On September 1, the U.S. State Department revealed that last month (this August) additional U.S. diplomats were suffering symptoms from a sonic “incident” in Cuba. The Department’s spokesperson, Heather Nauert, said that 19 Americans are now confirmed to have been affected, up from 16 reported last month. But the Department did not say exactly when last month the incidents took place or provide other details while also cautioning, “We can’t rule out new cases as medical professionals continue to evaluate” diplomats and their families. The U.S. investigation of these incidents is continuing and to date the Trump administration has not blamed the Cuban government.

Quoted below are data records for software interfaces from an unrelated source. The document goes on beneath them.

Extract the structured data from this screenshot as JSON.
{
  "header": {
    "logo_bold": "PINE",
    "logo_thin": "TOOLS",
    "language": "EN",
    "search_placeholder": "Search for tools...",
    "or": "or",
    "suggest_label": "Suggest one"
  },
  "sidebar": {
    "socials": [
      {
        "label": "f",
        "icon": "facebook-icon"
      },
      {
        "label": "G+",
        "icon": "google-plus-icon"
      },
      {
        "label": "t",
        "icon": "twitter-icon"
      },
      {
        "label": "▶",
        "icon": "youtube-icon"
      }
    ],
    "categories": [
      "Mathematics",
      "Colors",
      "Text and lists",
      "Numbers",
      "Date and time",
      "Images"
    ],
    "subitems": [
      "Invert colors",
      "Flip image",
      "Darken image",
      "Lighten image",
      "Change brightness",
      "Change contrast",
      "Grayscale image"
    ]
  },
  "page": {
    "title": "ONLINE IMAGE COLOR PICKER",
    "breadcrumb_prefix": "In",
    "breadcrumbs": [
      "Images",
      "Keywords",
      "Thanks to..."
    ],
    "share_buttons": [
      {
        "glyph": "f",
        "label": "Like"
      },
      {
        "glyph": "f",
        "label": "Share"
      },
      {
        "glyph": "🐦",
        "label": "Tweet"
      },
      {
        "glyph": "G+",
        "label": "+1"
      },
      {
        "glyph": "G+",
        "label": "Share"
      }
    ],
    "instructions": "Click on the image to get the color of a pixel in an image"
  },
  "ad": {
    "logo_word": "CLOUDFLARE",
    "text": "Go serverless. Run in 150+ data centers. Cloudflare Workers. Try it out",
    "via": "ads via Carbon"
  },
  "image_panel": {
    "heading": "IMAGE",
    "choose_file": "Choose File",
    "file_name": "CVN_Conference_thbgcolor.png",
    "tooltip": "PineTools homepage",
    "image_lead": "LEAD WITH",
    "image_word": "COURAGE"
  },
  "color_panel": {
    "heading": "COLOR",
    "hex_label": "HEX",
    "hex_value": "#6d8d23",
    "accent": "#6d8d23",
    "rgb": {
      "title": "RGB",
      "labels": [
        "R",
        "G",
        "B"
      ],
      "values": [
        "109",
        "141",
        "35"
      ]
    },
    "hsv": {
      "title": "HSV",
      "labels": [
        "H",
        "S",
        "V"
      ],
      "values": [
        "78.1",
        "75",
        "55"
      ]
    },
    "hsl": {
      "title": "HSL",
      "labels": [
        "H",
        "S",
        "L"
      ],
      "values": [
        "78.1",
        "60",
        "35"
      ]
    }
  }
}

Also on September 1 the American Foreign Service Association, the labor union representing U.S. Foreign Service officers, said that based upon its contacts with 10 of the U.S. diplomats suffering from medical problems associated with their having served in Cuba the Association believes that they have been subjected to mysterious “sonic harassment attacks” that have caused “mild traumatic brain injury [concussions]and permanent hearing loss, with such additional symptoms as loss of balance, severe headaches, cognitive disruption, and brain swelling.” Therefore, the Association “strongly encourages the Department of State and the U.S. Government to do everything possible to provide appropriate care for those affected, and to work to ensure that these incidents cease and are not repeated.”

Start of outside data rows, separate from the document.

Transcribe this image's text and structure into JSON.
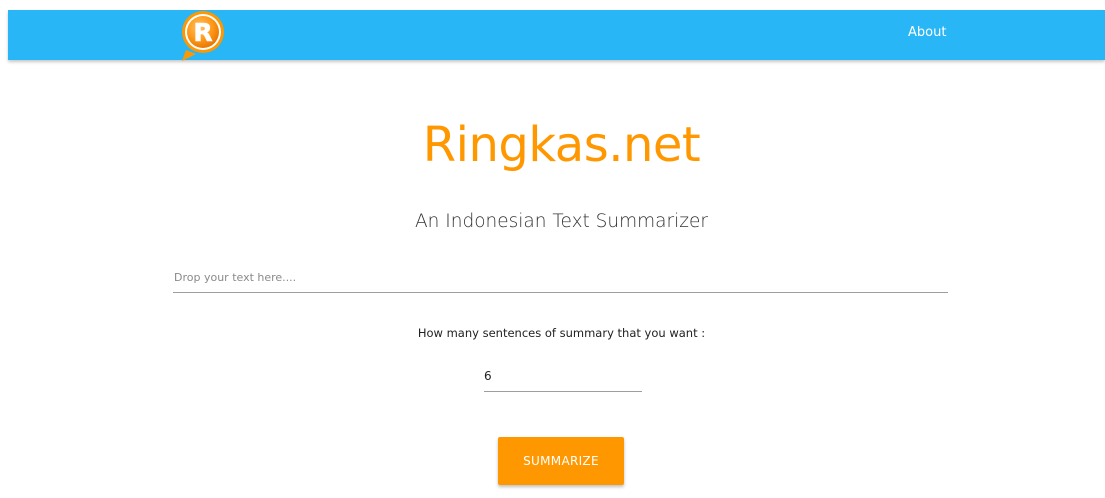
{
  "navbar": {
    "logo_letter": "R",
    "about_label": "About"
  },
  "hero": {
    "title": "Ringkas.net",
    "subtitle": "An Indonesian Text Summarizer"
  },
  "form": {
    "text_input_placeholder": "Drop your text here....",
    "text_input_value": "",
    "sentences_label": "How many sentences of summary that you want :",
    "sentences_value": "6",
    "submit_label": "SUMMARIZE"
  },
  "colors": {
    "navbar": "#29b6f6",
    "accent": "#ff9800",
    "logo_ring": "#ff9800"
  }
}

On August 30 CBS News reported that U.S. intelligence analysts believe the cause of the acoustic attack on U.S. and Canadian diplomats in Havana starting late last year was an inaudible sound (ultra and infrasonic waves), and a Georgetown University ear surgeon said such sounds can damage hearing. Medical records show that U.S. victims have been diagnosed with hearing loss, mild traumatic brain injury and likely nerve damage. CBS also reported that the two Cuban diplomats earlier expelled from the U.S. were intelligence officials.
Although the U.S. Government to date has not blamed Cuba for these incidents, a Washington Post editorial has strongly suggested that Cuba is responsible, and Roberto Alvarez Quińones, a Cuban-American journalist, economist and historian living in Los Angeles, asserts that however the attacks occurred, Raúl Castro is responsible.

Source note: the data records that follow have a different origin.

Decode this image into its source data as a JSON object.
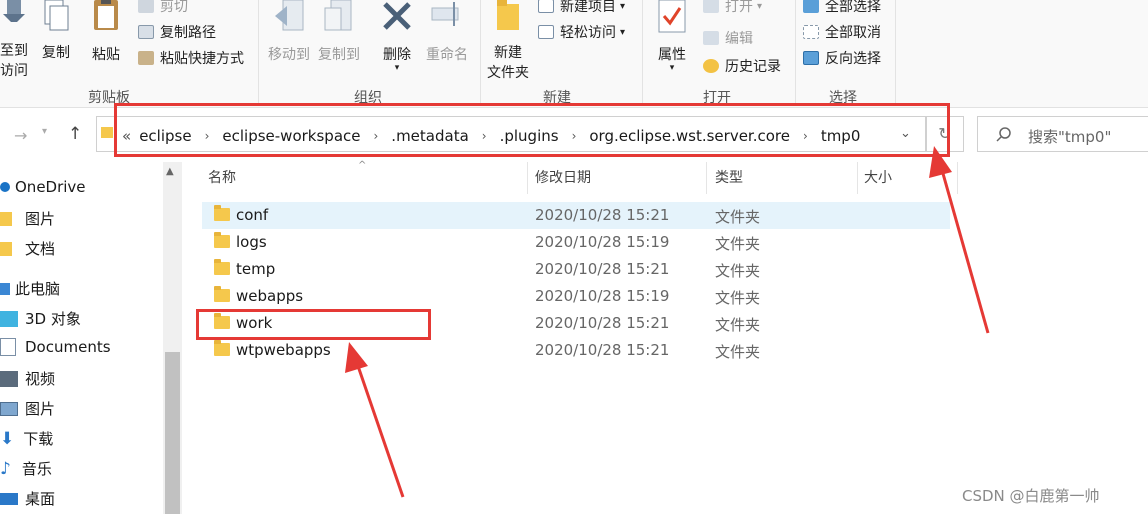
{
  "ribbon": {
    "clipboard": {
      "label": "剪贴板",
      "pin_label_1": "至到",
      "pin_label_2": "访问",
      "copy": "复制",
      "paste": "粘贴",
      "cut": "剪切",
      "copy_path": "复制路径",
      "paste_shortcut": "粘贴快捷方式"
    },
    "organize": {
      "label": "组织",
      "move_to": "移动到",
      "copy_to": "复制到",
      "delete": "删除",
      "rename": "重命名"
    },
    "new": {
      "label": "新建",
      "new_folder_1": "新建",
      "new_folder_2": "文件夹",
      "new_item": "新建项目",
      "easy_access": "轻松访问"
    },
    "open": {
      "label": "打开",
      "properties": "属性",
      "open": "打开",
      "edit": "编辑",
      "history": "历史记录"
    },
    "select": {
      "label": "选择",
      "select_all": "全部选择",
      "select_none": "全部取消",
      "invert": "反向选择"
    }
  },
  "address": {
    "prefix": "«",
    "crumbs": [
      "eclipse",
      "eclipse-workspace",
      ".metadata",
      ".plugins",
      "org.eclipse.wst.server.core",
      "tmp0"
    ]
  },
  "search": {
    "placeholder": "搜索\"tmp0\""
  },
  "nav": {
    "items": [
      "OneDrive",
      "图片",
      "文档",
      "此电脑",
      "3D 对象",
      "Documents",
      "视频",
      "图片",
      "下载",
      "音乐",
      "桌面"
    ]
  },
  "columns": {
    "name": "名称",
    "modified": "修改日期",
    "type": "类型",
    "size": "大小"
  },
  "files": [
    {
      "name": "conf",
      "date": "2020/10/28 15:21",
      "type": "文件夹"
    },
    {
      "name": "logs",
      "date": "2020/10/28 15:19",
      "type": "文件夹"
    },
    {
      "name": "temp",
      "date": "2020/10/28 15:21",
      "type": "文件夹"
    },
    {
      "name": "webapps",
      "date": "2020/10/28 15:19",
      "type": "文件夹"
    },
    {
      "name": "work",
      "date": "2020/10/28 15:21",
      "type": "文件夹"
    },
    {
      "name": "wtpwebapps",
      "date": "2020/10/28 15:21",
      "type": "文件夹"
    }
  ],
  "watermark": "CSDN @白鹿第一帅",
  "colors": {
    "annotation": "#e53935",
    "selection": "#e5f3fb",
    "folder": "#f5c84c"
  }
}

 Posts to dwkcommentaries.com: U.S. and Cuba Have Diplomatic Dispute (Aug. 10, 2017); Another State Department Briefing Regarding Cuban Diplomatic Dispute (Aug. 10, 2017); Update on U.S.-Cuba Diplomatic Dispute Over Health Conditions of U.S. Diplomats Stationed in Cuba (Aug. 23, 2017); At Least 16 U.S. Diplomats Who Had Served in Cuba Have Medical Problems (Aug. 24, 2017) (comment to 08/23/17 post); Washington Post Editorial Blames Cuba for American Medical Problems in Cuba (Aug. 25, 2017) (comment to 08/23/17 post); News About Cuba-Related Medical Problems from Canada and London (Aug. 26, 2017) (comment to 08/23/17 post).
 Gearan, State Department reports new instance of American diplomats harmed in Cuba, Wash. Post (Sept. 1, 2017); Lederman (Assoc. Press), U.S.: Another health attack on diplomats in Cuba last month, Wash. Post (Sept. 11, 2017).
 Gearan, American diplomats suffered traumatic brain injuries in mystery attack in Cuba, union says, Wash. Post (Sept. 1, 2017); Assoc. Press, US Diplomats Union: Attacks in Cuba Caused Mild Brain Injury, N.Y. Times (Sept. 1, 2017).
 Dorsey, Infra- and ultrasonic waves thought to be responsible for Cuba attacks, CBS News (Aug. 30, 2017); CBS: US Intelligence points out that diplomats in Cuba were affected by ‘an inaudible sound,’ Diario de Cuba (Aug. 30, 2017).
 Editorial, Don’t play down a sinister attack on diplomats in Cuba, Wash. Post (Aug. 24, 2017); Alvarez Quińones, Acoustic attack or not, Raul Castro is to blame, Diario de Cuba (Aug. 31, 2017).